August 06, 2010

July Books: Magic and Maps

I had to go back and re-read Kathleen Duey's Skin Hunger because it had been so long since I'd read it, and I have to say, it was just an absorbing a ride the second time through, and led me gleefully and greedily right into the second volume of her Resurrection of Magic trilogy: Sacred Scars. Of course, NOW I'm fiending for the third book so I can follow Sadima's and Hahp's stories to their conclusion--and convergence. Kathleen Duey does an incredibly deft job of layering the two stories despite the challenge of their taking place in disparate times, and as characters and plot elements slowly come together, it really increases the reader's sense of mounting horror and suspense as suspicions are confirmed and surprises are revealed. I can't wait for the final volume to show me not only WHAT happens but how it all came to pass and what it all means. The twisting and conflicting motivations, the sense of seemingly-inevitable doom, the constant wondering WHY keeps me hooked and makes it impossible to put down. I think I would have loved these as a young adult, as big a fantasy fan as I was.

Buy Sacred Scars from an independent bookstore near you!

The Selected Works of T.S. Spivet is one of those books that falls between genres, between age groups, but the best I can do to describe it in my own words is to call it perhaps magical realism, or—even better—a tall tale of the West brought forward into modern times. I mean, it's a story of riding the rails, of a kid on a crazy and nearly unbelievable adventure, of near-escapes, of intrepid ancestors, of explorers and mapmakers defining their times using the best means they have at their disposal, however imperfect. But it's also a tale of child prodigies, of personal tragedy, of scientific examination, of human imperfection—and perhaps most of all, a story of trying to find yourself when you feel like a fish out of water. The storyline starts off with a major miscommunication, after which hilarity (and some disaster) ensues, but it goes much deeper than that. There are the minor miscommunications that seem unimportant but really are at the root of the problem; the difficulties of a family who seem to lack the ability to communicate with one another. Who is Tecumseh Sparrow Spivet (and how did he get that cumbersome moniker)? And how did he end up hopping a train from Montana, hobo-style, on a wild ride to the Smithsonian Institution? You'll have to read it to find out. An incredible genre-buster.

Buy The Selected Works of TS Spivet from an independent bookstore near you!

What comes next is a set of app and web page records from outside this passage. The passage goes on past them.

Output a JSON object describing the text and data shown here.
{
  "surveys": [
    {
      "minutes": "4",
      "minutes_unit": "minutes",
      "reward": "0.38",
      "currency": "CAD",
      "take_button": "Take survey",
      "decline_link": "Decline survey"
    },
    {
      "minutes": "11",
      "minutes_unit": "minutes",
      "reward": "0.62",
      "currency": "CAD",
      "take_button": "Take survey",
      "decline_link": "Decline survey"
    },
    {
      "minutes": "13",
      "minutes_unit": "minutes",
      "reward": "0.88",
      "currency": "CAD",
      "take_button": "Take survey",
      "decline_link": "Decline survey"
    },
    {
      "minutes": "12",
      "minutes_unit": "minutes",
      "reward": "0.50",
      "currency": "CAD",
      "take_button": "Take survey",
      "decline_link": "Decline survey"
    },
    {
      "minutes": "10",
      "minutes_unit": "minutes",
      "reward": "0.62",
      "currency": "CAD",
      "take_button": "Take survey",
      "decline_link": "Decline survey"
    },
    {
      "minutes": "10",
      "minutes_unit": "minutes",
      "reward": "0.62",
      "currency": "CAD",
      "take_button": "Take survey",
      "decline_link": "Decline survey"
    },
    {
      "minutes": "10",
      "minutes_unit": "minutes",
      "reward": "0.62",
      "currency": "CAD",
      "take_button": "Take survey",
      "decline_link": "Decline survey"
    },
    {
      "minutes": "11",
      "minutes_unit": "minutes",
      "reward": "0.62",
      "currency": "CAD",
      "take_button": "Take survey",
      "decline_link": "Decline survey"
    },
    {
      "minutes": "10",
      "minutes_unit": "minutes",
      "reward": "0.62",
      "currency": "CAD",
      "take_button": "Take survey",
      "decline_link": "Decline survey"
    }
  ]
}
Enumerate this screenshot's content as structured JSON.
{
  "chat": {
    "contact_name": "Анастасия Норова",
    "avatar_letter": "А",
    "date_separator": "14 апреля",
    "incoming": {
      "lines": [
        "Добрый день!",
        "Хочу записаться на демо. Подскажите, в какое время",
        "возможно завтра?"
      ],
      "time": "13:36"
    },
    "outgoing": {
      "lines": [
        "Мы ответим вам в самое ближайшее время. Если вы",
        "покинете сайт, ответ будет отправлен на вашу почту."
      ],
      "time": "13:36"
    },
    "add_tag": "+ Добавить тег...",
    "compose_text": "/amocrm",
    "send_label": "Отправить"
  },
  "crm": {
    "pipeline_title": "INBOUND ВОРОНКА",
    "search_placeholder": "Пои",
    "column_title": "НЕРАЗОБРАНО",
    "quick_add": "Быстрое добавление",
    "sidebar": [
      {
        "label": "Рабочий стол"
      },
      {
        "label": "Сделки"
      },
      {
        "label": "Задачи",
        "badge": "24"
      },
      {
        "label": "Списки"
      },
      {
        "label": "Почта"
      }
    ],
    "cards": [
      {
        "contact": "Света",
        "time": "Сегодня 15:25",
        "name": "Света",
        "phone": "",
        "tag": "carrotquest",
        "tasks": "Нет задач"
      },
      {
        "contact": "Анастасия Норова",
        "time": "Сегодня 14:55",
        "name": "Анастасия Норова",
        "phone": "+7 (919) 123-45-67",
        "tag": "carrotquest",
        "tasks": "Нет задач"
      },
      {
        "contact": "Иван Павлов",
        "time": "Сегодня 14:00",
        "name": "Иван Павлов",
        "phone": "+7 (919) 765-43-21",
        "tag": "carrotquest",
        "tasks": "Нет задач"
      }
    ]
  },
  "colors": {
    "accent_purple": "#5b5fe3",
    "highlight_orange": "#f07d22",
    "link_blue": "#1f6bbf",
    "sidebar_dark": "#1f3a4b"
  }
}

Other reads this past month, in capsule form: Zenith by Julie Bertagna, the sequel to Exodus – continues the story of Mara and Fox, and adds a third main character to the mix who's an intriguing sort of sea gypsy. I'm still a little taken aback by some of the names in the story (which is odd, since I'm used to reading all kinds of sci-fi and fantasy with all manner of bizarre naming conventions) but there you go. Certain parts of the story whizzed past a little quickly for my taste, but it was still a fun ride in a very immersive world. … Fat Cat by Robin Brande, which I've been meaning to read for ages and I am SO GLAD I finally did. I feel like our blog bud is really a kindred spirit now, and I felt like I should have read this a long time ago because intrepid and brainy Cat reminds me quite a lot of Asha, my narrator in The Latte Rebellion. Plus it's also a story of a crazy scheme in which hilarity (and personal growth) ensues. Yay! … Operation Yes by another blog bud, Sara Lewis Holmes, was also part of my July reading—I'll let Tanita do the talking on that one, so as to minimize repeat reviews. :)

I checked out all of these books at the library.

5 comments:

Charlotte said...

TS Spivet sounds fascinating....

I still haven't read Sacred Scars, even though I bought it when it first came out--knowing I would still end up on tenterhooks made it easy to put off... sigh.

aquafortis said...

I definitely debated with myself whether to check it out of the library now, or later, when the third book was out...but I just couldn't resist!

tanita davis said...

I did not love the Bertengas -- because the names are pieces of names of Glaswegian neighborhoods and districts. Not loving that at all. Plus, the story is decidedly muddled, to my mind, when adding sea gypsies. There are already too many people in that plot! (just my cranky opinion.)

But MAN, Sacred Scars!!! That series just blows my mind. Kathleen Duey is brilliant - scary smart.

I'd like to read the Spivet book, too - heard good things from Colleen about it...

So many books, so little time. As usual.

aquafortis said...

I heard about TS Spivet from Colleen, too--and then I kept forgetting to look for it.

Colleen said...

Oh yea- TS Spivet love! I really like your description of it Sarah and this is one tough book to narrow down to a few paragraphs! What really got me on this one was how unique it and how much fun (even with the serious moments). Plus I'm a map geek, so it was pure candy for that alone.